According to a report on BBC News, this led to passengers being issued with handwritten boarding passes and luggage tags, as British Airways staff attempted to work around the issues.
In response to the delays, disgruntled British Airways passengers have turned to social networking site Twitter to air their frustrations about being made to wait.
In a statement to Computer Weekly, a British Airways spokesperson said the company is now checking-in customers as normal at Heathrow and Gatwick airports, but is advising passengers to expect long queues and to consider using its online check-in services instead.
According to the British Airways flight status page, three flights out of Heathrow to Geneva, Aberdeen and Brussels have been cancelled this morning, and many others are reported as delayed or departing late.
The situation appears a little better at Gatwick, with no flight cancellations being reported this morning, while the vast majority of flights appear to be running on time.
At the time of writing, the organisation said it was unable to shed any light on the root cause of the issues.
“Our priority has been to get check-in back up and running. We will now assess the cause and any actions necessary,” the spokesperson added.
British Airways is not the only major airline to have experienced technical difficulties of late, as Delta Air Lines was forced to ground flights worldwide in early August 2016 after a power outage knocked out its computer systems around the world.
Bill Curtis, senior vice-president and chief scientist at software analytics company Cast, said the complexity of airline software systems means even relatively small glitches can create major problems.
“Airline computers juggle multiple systems that must interact to control gate, reservations, ticketing and frequent fliers. Each of those pieces may have been written separately by different companies. Even if an airline has backup systems, the software running those likely has the same coding flaw,” he said.
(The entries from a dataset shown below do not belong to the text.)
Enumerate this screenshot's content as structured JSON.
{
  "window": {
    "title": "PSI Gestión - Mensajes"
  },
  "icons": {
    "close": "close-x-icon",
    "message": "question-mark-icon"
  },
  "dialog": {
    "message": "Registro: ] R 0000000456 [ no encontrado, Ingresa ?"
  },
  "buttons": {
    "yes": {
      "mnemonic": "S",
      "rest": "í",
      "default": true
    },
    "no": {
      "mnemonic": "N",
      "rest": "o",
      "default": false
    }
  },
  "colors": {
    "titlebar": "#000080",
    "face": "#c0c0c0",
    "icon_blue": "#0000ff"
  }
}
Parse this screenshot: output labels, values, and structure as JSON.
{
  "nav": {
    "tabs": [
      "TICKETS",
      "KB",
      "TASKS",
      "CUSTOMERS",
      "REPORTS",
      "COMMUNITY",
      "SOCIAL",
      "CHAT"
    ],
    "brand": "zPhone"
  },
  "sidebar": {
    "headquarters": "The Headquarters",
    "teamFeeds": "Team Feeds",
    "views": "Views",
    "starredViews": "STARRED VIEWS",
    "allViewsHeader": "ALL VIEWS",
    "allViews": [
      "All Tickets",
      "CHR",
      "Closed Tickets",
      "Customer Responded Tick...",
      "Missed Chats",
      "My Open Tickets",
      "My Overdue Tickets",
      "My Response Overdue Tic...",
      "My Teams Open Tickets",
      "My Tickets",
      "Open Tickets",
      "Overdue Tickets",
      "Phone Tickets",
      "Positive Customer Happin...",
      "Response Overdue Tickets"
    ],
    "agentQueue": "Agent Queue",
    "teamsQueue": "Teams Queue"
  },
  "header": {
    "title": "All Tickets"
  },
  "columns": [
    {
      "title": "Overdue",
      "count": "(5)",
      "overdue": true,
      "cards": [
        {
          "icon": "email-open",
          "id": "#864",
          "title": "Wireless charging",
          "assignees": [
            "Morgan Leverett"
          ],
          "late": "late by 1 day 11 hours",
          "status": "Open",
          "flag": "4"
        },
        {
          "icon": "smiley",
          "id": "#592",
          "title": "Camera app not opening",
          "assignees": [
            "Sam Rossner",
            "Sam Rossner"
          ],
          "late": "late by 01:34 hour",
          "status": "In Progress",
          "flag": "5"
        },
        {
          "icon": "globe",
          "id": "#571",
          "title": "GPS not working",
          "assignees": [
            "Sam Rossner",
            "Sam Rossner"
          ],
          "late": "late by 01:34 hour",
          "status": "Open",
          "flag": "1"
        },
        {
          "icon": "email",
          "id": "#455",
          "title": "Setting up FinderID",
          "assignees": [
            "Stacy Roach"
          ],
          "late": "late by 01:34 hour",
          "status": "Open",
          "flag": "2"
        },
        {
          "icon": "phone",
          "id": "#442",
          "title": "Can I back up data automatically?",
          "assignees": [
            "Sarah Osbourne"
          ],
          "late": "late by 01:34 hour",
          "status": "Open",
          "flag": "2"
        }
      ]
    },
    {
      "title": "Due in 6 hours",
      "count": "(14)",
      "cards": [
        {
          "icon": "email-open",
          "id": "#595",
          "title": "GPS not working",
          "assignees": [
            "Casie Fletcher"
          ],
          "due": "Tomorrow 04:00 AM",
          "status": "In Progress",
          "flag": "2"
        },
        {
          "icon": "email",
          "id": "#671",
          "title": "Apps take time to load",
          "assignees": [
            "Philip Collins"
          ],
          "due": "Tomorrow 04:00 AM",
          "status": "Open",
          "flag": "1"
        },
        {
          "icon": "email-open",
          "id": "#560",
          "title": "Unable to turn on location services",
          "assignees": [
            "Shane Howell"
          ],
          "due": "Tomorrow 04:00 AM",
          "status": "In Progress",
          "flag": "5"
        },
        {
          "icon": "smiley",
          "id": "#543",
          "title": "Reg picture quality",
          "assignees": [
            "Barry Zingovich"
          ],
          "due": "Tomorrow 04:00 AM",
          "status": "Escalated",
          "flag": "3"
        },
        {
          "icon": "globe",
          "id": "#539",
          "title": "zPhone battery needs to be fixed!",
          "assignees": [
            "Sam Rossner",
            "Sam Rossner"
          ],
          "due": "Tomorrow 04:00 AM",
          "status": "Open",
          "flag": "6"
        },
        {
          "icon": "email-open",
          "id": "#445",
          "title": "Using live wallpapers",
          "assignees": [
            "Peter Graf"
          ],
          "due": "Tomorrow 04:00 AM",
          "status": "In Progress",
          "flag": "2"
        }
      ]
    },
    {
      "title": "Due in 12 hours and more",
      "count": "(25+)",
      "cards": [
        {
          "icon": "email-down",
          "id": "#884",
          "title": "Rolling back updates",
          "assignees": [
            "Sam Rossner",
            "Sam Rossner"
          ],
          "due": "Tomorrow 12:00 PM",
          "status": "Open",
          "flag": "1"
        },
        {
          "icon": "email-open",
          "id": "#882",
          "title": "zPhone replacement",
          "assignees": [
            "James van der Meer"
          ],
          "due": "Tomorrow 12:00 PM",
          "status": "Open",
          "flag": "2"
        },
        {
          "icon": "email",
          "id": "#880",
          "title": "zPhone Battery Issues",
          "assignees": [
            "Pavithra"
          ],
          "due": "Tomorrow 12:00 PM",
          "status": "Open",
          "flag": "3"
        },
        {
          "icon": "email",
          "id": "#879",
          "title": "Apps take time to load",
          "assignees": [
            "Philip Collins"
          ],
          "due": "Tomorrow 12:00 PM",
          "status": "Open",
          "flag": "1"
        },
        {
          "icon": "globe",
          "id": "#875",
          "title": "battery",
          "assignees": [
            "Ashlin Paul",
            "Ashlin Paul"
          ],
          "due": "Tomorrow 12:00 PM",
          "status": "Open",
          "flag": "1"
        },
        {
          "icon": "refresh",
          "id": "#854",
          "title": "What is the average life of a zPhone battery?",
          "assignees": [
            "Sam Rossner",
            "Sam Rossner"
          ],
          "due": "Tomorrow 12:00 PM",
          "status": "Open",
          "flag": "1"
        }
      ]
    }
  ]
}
“Tracking down a software flaw can be very difficult. It’s like investigating crime; there is a lot of data they’ve got to sift through to figure out what happened.”